Moderna, named affectionately after “modified RNA”, utilises novel biotechnology to implement virus protection in a noninvasive manner. mRNA is synthesized as a faithful copy of DNA code and then moves out of the nucleus to the cytoplasm of the cell. Here, the ribosomes (almost like little protein production factories) translate mRNA code into proteins, which in turn activate the real work of the cell and all of the chemical processes that comprise life. The process Moderna has perfected involves modifying mRNA by transfecting it into human cells and then differentiating it into bone marrow stem cells, a highly technical procedure involving numerous complex ingredients, DNA and mRNA production in specialised facilities, and combining mRNA and lipids into lipid nanoparticles (LNPs).

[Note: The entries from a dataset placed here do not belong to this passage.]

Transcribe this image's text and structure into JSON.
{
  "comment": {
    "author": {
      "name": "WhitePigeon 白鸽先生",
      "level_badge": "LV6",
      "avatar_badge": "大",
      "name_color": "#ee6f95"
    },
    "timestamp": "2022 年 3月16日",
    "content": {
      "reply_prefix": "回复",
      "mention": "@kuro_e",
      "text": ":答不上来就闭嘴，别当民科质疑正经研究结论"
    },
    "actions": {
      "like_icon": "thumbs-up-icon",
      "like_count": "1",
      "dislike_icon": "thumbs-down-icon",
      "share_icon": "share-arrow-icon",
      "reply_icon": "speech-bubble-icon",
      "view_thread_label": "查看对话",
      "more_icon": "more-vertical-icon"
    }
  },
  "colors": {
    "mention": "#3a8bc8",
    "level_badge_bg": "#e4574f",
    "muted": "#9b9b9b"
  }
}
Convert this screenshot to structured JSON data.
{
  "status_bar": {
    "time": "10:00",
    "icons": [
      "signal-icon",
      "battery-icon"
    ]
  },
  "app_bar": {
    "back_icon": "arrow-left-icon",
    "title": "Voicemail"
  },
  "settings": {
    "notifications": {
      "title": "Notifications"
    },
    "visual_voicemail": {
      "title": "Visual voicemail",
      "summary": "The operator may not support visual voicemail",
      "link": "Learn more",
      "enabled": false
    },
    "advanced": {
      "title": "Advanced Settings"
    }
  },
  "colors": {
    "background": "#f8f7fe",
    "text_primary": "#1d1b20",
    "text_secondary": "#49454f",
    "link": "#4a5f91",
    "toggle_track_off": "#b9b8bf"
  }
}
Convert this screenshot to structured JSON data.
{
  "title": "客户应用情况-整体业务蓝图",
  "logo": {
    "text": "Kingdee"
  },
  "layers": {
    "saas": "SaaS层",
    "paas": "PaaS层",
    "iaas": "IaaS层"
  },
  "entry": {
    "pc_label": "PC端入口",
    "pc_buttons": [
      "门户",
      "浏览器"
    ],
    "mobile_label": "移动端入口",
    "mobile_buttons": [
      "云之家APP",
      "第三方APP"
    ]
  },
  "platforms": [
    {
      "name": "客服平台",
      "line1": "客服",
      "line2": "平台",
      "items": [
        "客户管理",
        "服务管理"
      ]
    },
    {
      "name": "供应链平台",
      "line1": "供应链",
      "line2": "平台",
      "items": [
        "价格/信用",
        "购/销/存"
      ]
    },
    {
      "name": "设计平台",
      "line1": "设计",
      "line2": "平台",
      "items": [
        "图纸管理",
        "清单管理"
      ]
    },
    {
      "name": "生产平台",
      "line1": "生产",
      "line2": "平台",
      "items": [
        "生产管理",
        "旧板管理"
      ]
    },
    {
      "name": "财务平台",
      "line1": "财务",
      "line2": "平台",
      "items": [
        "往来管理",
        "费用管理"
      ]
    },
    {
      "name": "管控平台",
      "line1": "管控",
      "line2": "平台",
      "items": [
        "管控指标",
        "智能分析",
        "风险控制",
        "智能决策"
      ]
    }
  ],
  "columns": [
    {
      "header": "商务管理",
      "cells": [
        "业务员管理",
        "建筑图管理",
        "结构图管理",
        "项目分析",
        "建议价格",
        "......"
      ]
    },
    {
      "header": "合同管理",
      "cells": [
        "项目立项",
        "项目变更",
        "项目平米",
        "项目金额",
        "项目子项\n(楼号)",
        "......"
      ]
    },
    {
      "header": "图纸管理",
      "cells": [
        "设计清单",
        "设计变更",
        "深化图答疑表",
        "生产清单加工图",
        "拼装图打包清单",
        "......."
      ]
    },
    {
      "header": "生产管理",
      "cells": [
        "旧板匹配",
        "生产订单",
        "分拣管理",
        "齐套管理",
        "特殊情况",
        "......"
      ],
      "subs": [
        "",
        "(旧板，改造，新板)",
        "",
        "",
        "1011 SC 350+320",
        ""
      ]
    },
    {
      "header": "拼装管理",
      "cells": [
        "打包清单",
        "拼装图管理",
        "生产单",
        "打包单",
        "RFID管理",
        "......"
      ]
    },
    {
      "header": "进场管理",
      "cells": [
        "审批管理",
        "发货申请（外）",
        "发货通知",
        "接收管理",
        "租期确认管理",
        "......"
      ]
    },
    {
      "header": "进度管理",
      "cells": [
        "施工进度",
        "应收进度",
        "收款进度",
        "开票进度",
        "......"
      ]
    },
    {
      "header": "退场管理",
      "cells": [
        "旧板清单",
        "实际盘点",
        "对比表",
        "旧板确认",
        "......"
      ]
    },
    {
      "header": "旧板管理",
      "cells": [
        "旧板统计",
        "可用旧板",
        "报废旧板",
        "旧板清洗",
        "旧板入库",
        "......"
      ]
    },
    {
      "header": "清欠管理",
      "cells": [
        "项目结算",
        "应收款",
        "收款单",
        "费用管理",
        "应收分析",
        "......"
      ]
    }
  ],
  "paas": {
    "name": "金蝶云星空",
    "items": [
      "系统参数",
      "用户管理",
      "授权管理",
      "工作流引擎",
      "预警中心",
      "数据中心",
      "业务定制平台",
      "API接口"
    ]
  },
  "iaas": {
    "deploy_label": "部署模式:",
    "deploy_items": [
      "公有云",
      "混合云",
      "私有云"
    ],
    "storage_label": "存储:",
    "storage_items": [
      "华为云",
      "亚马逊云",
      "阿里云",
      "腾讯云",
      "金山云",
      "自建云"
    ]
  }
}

We might consider a cell’s DNA like a recipe, a list of instructions to make a DNA that carries out the cell’s function. Through transcription, mRNA forms a strand of nucleotides (the molecules which make up RNA and DNA) that match up with the nucleotides on the one side of a DNA helix. The RNA is carried into the cytoplasm where translation uses the mRNA’s decoded recipe to produce proteins. Moderna’s vaccine produces the custom-built mRNA which produces the COVID virus’ unique ‘spike protein’, the mechanism used to attach to and infect healthy cells. When the vaccine has been broken down, spike protein production halts, but your cells are primed with the specific antibody selection it needs to tackle a real viral threat in the future.
Last week it was reported that independent researchers published the putative (read: certain yet not legally permitted) sequences for Moderna mRNA vaccine on Github. Bert Hubert and the Stanford team had received permission from FDA to obtain leftover vaccine portions, so it would be technically possible to produce one’s own vaccination at home. The two researchers did not receive any objection from Moderna because not only is combining mRNA and liquid into lipid nanoparticles and extremely specialised task known by few, but every step is fraught with technical difficulty, such that even merely producing a vaccine would be next to impossible, let alone distribution! Despite the 4284 character-long ‘code’ of the BNT162b2 vaccine being freely available for oglers at Github, Moderna is confident no hackers will be biting off their profits any time soon. RNA is a tiny biological system that is utilised in infinite process at any given moment, so the future prospects for Moderna’s research goes far beyond the scope of merely COVID-19: it currently has 24 mRNA development programs in its portfolio with 13 having entered clinical studies! Moderna Inc. was named Fact Company’s Most Innovative Company for 2021, and in a company that last year hired only 1,200 people, developing a vaccine within 12 months is no easy feat. Moderna will see breakthroughs in therapeutic trials due simply to its sheer capacity for research, and its innovation, coupled with expanding production capacity sets it apart as one to watch.